“Wow. That was nice. Did you write that?”
With that line concludes one of the most life affirming moments I’ve ever seen in a film.
The film is “Once,” and yes it’s the film that made it to Broadway, and it’s become one of my favorite movies.
I can tell you the plot, because the film is spoiler proof. There’s really not much to say. It’s almost as if they called the film “Once” because “Once Upon a Time” would have been too complicated.
A guy (the credits just call him “The Guy”) meets a Girl (credits: “The Girl) in Dublin. They are clearly meant for each other, but circumstances, unfortunately, dictate that this isn’t meant to be. So they play out their relationship via music, and the film chronicles The Guy’s quest to put a band together, record his music, and make his way to London to pursue a career.
That’s really all you need to know. And that’s pretty much the whole plot.
The film’s director, John Carney, has made two other films (also favorites of mine) that celebrate the power of music, “Sing Street” and “Begin Again.” Each of them, like “Once,” have particular moments that have made me turn to the person with whom I’m watching the film, and say “is this great, or what?”
And “Once,” like “Sing Street” and “Begin Again,” has many of these scenes, but one of them stands out in particular.
The Guy has found a studio to record his material. The Girl, a tough negotiator, gets a good price for their session.
The Guy, The Girl, and the other musicians arrive at the studio, a decidedly ragtag group. They set up, and as they do, we see the recording engineer on the phone to his wife or girlfriend, saying that no, he can’t get together with her, he’s trapped for a few hours with bunch of oddballs (he uses an adjective to decribe them that I will not print here).
In that moment, we know this engineer. No doubt, he aspired to work in a major studio, recording major artists, and mixing their work. But no, that didn’t happen, so there he is, running a small studio, where, no doubt, one lame musician after another has come in, and he must wearily go through the motions of recording their work.
So the band—led by Glen Hansard and Marketa Irglova, who won an Oscar for “Falling Slowly,” which is a feature song in this film—start playing the song “When Your Mind’s Made Up,” which I, by now, have listened to many, many times. We see the recording engineer reading a music magazine, barely paying attention, fiddling with the dials every so often.
They keep playing. The song kicks in, a 5/4 piece that’s beyond catchy. We cut back to the recording engineer.
The recording engineer looks up from his magazine. His eyebrows lift.

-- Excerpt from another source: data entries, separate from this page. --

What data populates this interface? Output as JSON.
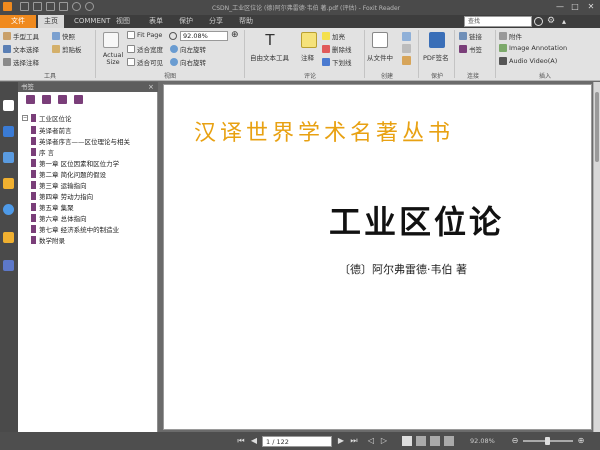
{
  "window": {
    "title": "CSDN_工业区位论 (德)阿尔弗雷德·韦伯 著.pdf (评估) - Foxit Reader",
    "minimize": "—",
    "maximize": "□",
    "close": "✕"
  },
  "menu": {
    "file": "文件",
    "tabs": [
      "主页",
      "COMMENT",
      "视图",
      "表单",
      "保护",
      "分享",
      "帮助"
    ],
    "active_index": 0
  },
  "search": {
    "value": "查找"
  },
  "ribbon": {
    "tools": {
      "hand": "手型工具",
      "select_text": "文本选择",
      "snapshot": "快照",
      "clipboard": "剪贴板",
      "select_annot": "选择注释",
      "group": "工具"
    },
    "view": {
      "actual_size": "Actual Size",
      "fit_page": "Fit Page",
      "fit_width": "适合宽度",
      "fit_visible": "适合可见",
      "zoom_value": "92.08%",
      "rotate_left": "向左旋转",
      "rotate_right": "向右旋转",
      "group": "视图"
    },
    "comment": {
      "typewriter": "自由文本工具",
      "note": "注释",
      "highlight": "加亮",
      "strikeout": "删除线",
      "underline": "下划线",
      "group": "评论"
    },
    "create": {
      "from_file": "从文件中",
      "group": "创建"
    },
    "protect": {
      "pdf_sign": "PDF签名",
      "group": "保护"
    },
    "links": {
      "link": "链接",
      "bookmark": "书签",
      "group": "连接"
    },
    "insert": {
      "attachment": "附件",
      "image_annotation": "Image Annotation",
      "audio_video": "Audio Video(A)",
      "group": "插入"
    }
  },
  "bookmarks": {
    "header": "书签",
    "root": "工业区位论",
    "items": [
      "英译者前言",
      "英译者序言——区位理论与相关",
      "序 言",
      "第一章 区位因素和区位力学",
      "第二章 简化问题的假设",
      "第三章 运输指向",
      "第四章 劳动力指向",
      "第五章 集聚",
      "第六章 总体指向",
      "第七章 经济系统中的制造业",
      "数学附录"
    ]
  },
  "document": {
    "series": "汉译世界学术名著丛书",
    "title": "工业区位论",
    "author": "〔德〕阿尔弗雷德·韦伯 著"
  },
  "status": {
    "page_display": "1 / 122",
    "zoom_display": "92.08%"
  },
  "colors": {
    "accent": "#f08a1e",
    "series_text": "#e8a112",
    "bookmark_flag": "#7a3e79"
  }
}
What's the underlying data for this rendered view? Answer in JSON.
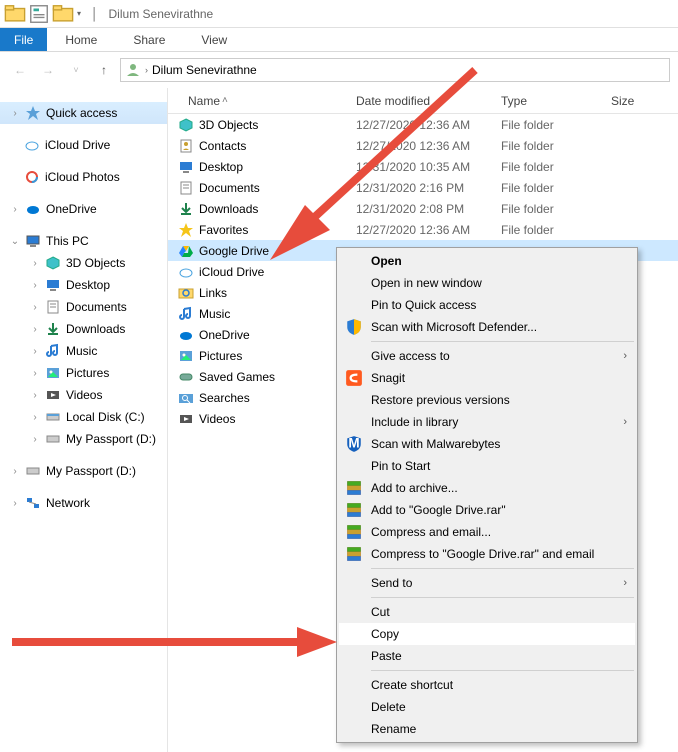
{
  "window": {
    "title": "Dilum Senevirathne"
  },
  "ribbon": {
    "file": "File",
    "tabs": [
      "Home",
      "Share",
      "View"
    ]
  },
  "breadcrumb": {
    "text": "Dilum Senevirathne"
  },
  "columns": {
    "name": "Name",
    "date": "Date modified",
    "type": "Type",
    "size": "Size"
  },
  "sidebar": {
    "quick_access": "Quick access",
    "icloud_drive": "iCloud Drive",
    "icloud_photos": "iCloud Photos",
    "onedrive": "OneDrive",
    "this_pc": "This PC",
    "pc_items": [
      "3D Objects",
      "Desktop",
      "Documents",
      "Downloads",
      "Music",
      "Pictures",
      "Videos",
      "Local Disk (C:)",
      "My Passport (D:)"
    ],
    "my_passport": "My Passport (D:)",
    "network": "Network"
  },
  "files": [
    {
      "name": "3D Objects",
      "date": "12/27/2020 12:36 AM",
      "type": "File folder",
      "icon": "3d"
    },
    {
      "name": "Contacts",
      "date": "12/27/2020 12:36 AM",
      "type": "File folder",
      "icon": "contacts"
    },
    {
      "name": "Desktop",
      "date": "12/31/2020 10:35 AM",
      "type": "File folder",
      "icon": "desktop"
    },
    {
      "name": "Documents",
      "date": "12/31/2020 2:16 PM",
      "type": "File folder",
      "icon": "docs"
    },
    {
      "name": "Downloads",
      "date": "12/31/2020 2:08 PM",
      "type": "File folder",
      "icon": "down"
    },
    {
      "name": "Favorites",
      "date": "12/27/2020 12:36 AM",
      "type": "File folder",
      "icon": "star"
    },
    {
      "name": "Google Drive",
      "date": "",
      "type": "",
      "icon": "gdrive",
      "selected": true
    },
    {
      "name": "iCloud Drive",
      "date": "",
      "type": "",
      "icon": "icloud"
    },
    {
      "name": "Links",
      "date": "",
      "type": "",
      "icon": "links"
    },
    {
      "name": "Music",
      "date": "",
      "type": "",
      "icon": "music"
    },
    {
      "name": "OneDrive",
      "date": "",
      "type": "",
      "icon": "onedrive"
    },
    {
      "name": "Pictures",
      "date": "",
      "type": "",
      "icon": "pics"
    },
    {
      "name": "Saved Games",
      "date": "",
      "type": "",
      "icon": "games"
    },
    {
      "name": "Searches",
      "date": "",
      "type": "",
      "icon": "search"
    },
    {
      "name": "Videos",
      "date": "",
      "type": "",
      "icon": "videos"
    }
  ],
  "context_menu": [
    {
      "label": "Open",
      "bold": true
    },
    {
      "label": "Open in new window"
    },
    {
      "label": "Pin to Quick access"
    },
    {
      "label": "Scan with Microsoft Defender...",
      "icon": "shield"
    },
    {
      "sep": true
    },
    {
      "label": "Give access to",
      "sub": true
    },
    {
      "label": "Snagit",
      "icon": "snagit"
    },
    {
      "label": "Restore previous versions"
    },
    {
      "label": "Include in library",
      "sub": true
    },
    {
      "label": "Scan with Malwarebytes",
      "icon": "mwb"
    },
    {
      "label": "Pin to Start"
    },
    {
      "label": "Add to archive...",
      "icon": "rar"
    },
    {
      "label": "Add to \"Google Drive.rar\"",
      "icon": "rar"
    },
    {
      "label": "Compress and email...",
      "icon": "rar"
    },
    {
      "label": "Compress to \"Google Drive.rar\" and email",
      "icon": "rar"
    },
    {
      "sep": true
    },
    {
      "label": "Send to",
      "sub": true
    },
    {
      "sep": true
    },
    {
      "label": "Cut"
    },
    {
      "label": "Copy",
      "hover": true
    },
    {
      "label": "Paste"
    },
    {
      "sep": true
    },
    {
      "label": "Create shortcut"
    },
    {
      "label": "Delete"
    },
    {
      "label": "Rename"
    }
  ]
}
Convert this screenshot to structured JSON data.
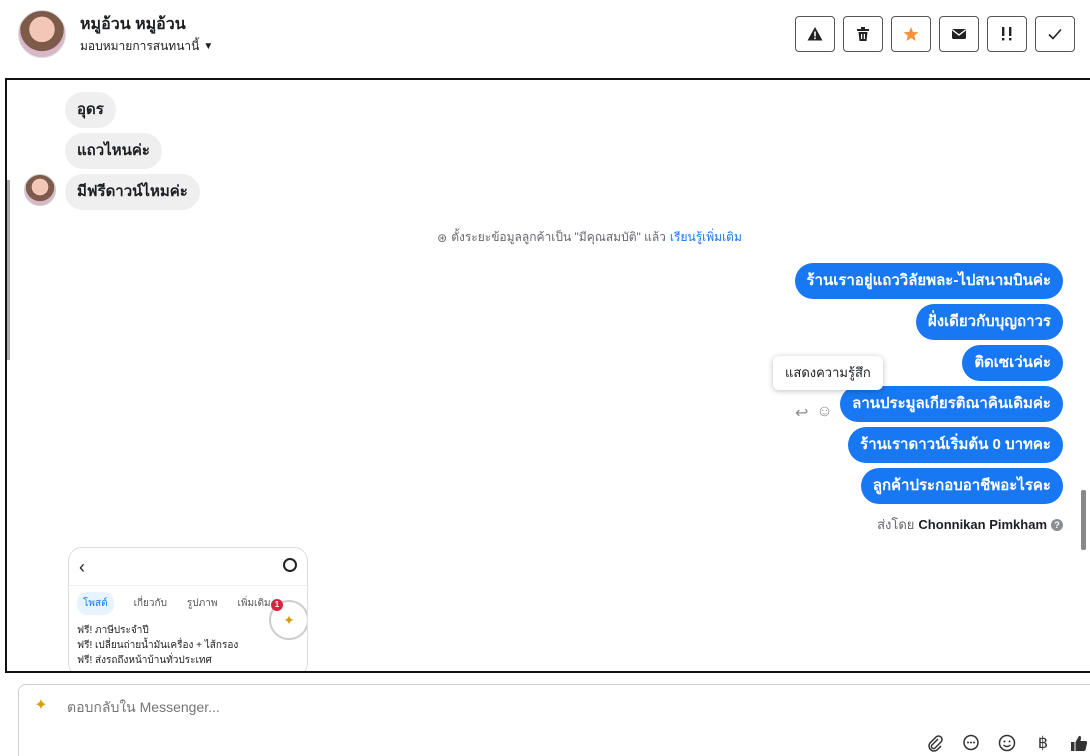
{
  "header": {
    "name": "หมูอ้วน หมูอ้วน",
    "assign_label": "มอบหมายการสนทนานี้",
    "caret_icon": "▼"
  },
  "toolbar": [
    {
      "name": "spam-button",
      "icon": "warning-icon"
    },
    {
      "name": "delete-button",
      "icon": "trash-icon"
    },
    {
      "name": "star-button",
      "icon": "star-icon",
      "color": "#f7923a"
    },
    {
      "name": "mark-unread-button",
      "icon": "envelope-icon"
    },
    {
      "name": "follow-up-button",
      "icon": "exclamation-icon"
    },
    {
      "name": "mark-done-button",
      "icon": "check-icon"
    }
  ],
  "incoming": [
    "อุดร",
    "แถวไหนค่ะ",
    "มีฟรีดาวน์ไหมค่ะ"
  ],
  "system_note": {
    "icon": "⊛",
    "text": "ตั้งระยะข้อมูลลูกค้าเป็น \"มีคุณสมบัติ\" แล้ว",
    "link": "เรียนรู้เพิ่มเติม"
  },
  "outgoing": [
    "ร้านเราอยู่แถววิลัยพละ-ไปสนามบินค่ะ",
    "ฝั่งเดียวกับบุญถาวร",
    "ติดเซเว่นค่ะ",
    "ลานประมูลเกียรติณาคินเดิมค่ะ",
    "ร้านเราดาวน์เริ่มต้น 0 บาทคะ",
    "ลูกค้าประกอบอาชีพอะไรคะ"
  ],
  "tooltip": "แสดงความรู้สึก",
  "hover_actions": {
    "reply": "↩",
    "react": "☺"
  },
  "sent_by": {
    "prefix": "ส่งโดย",
    "name": "Chonnikan Pimkham",
    "help": "?"
  },
  "card": {
    "back": "‹",
    "tabs": [
      "โพสต์",
      "เกี่ยวกับ",
      "รูปภาพ",
      "เพิ่มเติม"
    ],
    "badge": "1",
    "lines": [
      "ฟรี! ภาษีประจำปี",
      "ฟรี! เปลี่ยนถ่ายน้ำมันเครื่อง + ไส้กรอง",
      "ฟรี! ส่งรถถึงหน้าบ้านทั่วประเทศ"
    ]
  },
  "composer": {
    "placeholder": "ตอบกลับใน Messenger...",
    "icons": [
      "paperclip-icon",
      "chat-icon",
      "emoji-icon",
      "baht-icon",
      "thumbs-up-icon"
    ]
  },
  "colors": {
    "accent": "#1877f2",
    "bubble_in": "#efefef"
  }
}
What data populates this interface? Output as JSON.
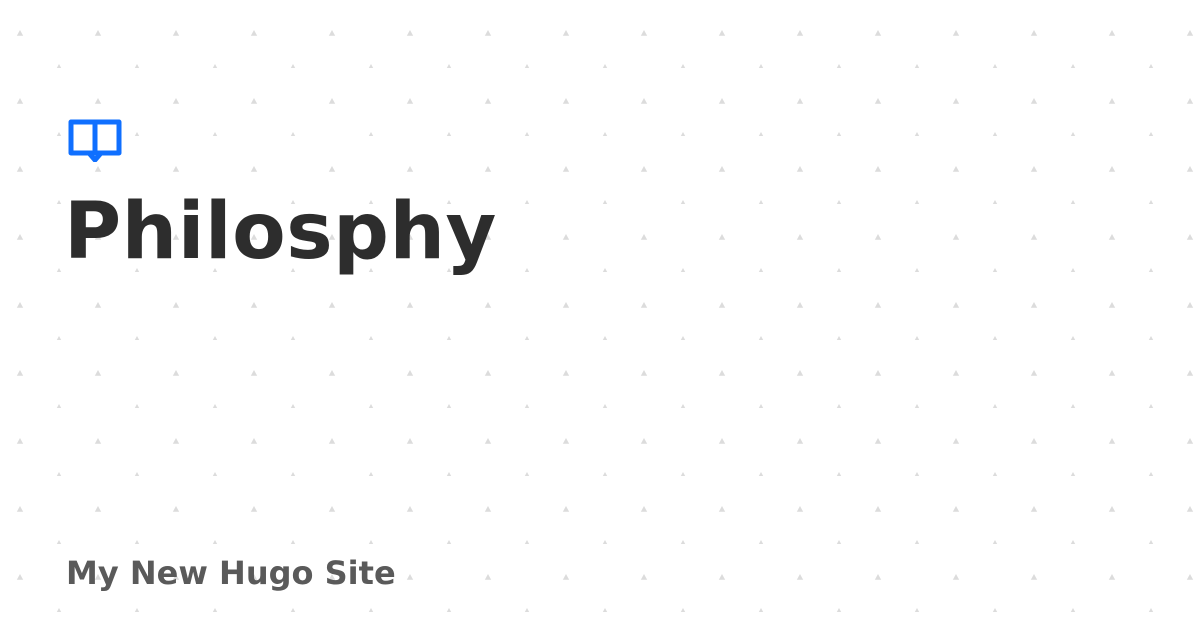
{
  "page": {
    "title": "Philosphy",
    "site_name": "My New Hugo Site"
  },
  "logo": {
    "icon": "open-book-icon"
  },
  "background": {
    "pattern": "dots"
  },
  "colors": {
    "background": "#ffffff",
    "accent": "#0f6fff",
    "title": "#2d2d2d",
    "site_name": "#5a5a5a",
    "pattern": "#dcdcdc"
  }
}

Wait a minute, we can see the recording engineer thinking to himself. These guys are good. He sits up slightly, a bit more engaged in his work.
They keep playing. The song soars.
And now we see the recording engineer, smiling, the magazine forgotten, completely focused on his work. The song has captivated him, and he no longer is someone who just views what he does as a day job. The musicians have snared him, and we can see him remembering everything that got him interested in this line of work, the craft of preserving a magical moment, the better to deliver it to as many people as possible.
The song peaks, and ends. The musicians finish. The Guy holds out his hands to signal that the musicians must remain completely silent for a few seconds, as they must always do when they’re finished recording a track. Then they’re done, and The Guy looks at the engineer, wide eyed, his face saying “did you get that?”
We cut back to the engineer, at a loss for words. He’s part of this moment now, and we get the feeling that these musicians have made his whole life worthwhile.
“Wow,” he says, “that was nice. Did you write that?”
Yes, he says, he did, and as this sequence goes on, we see the way a recording studio can become a second home. The musicians eat meals as the session goes on, bring their kids into one of the side rooms where they take breaks between recording. And then, when they’re done, the engineer takes them for a ride with their recordings, the better to do the traditional test of listening to recorded tracks in a car to hear how they sound to someone driving to work while listening to music.
It’s just…perfect. There is more said in the power of music to transform a person, to make them see all that is positive and good in life, in that scene than in just about anything else I’ve seen, heard or read.
And, as the title of the film reminds us, this glorious thing happened in a small recording studio, just as it no doubt happens in other small recording studios and garages and bedrooms. Music brought people together, and changed them. It happened once, and this scene reminds us that it will happen, across the world, many, many more times.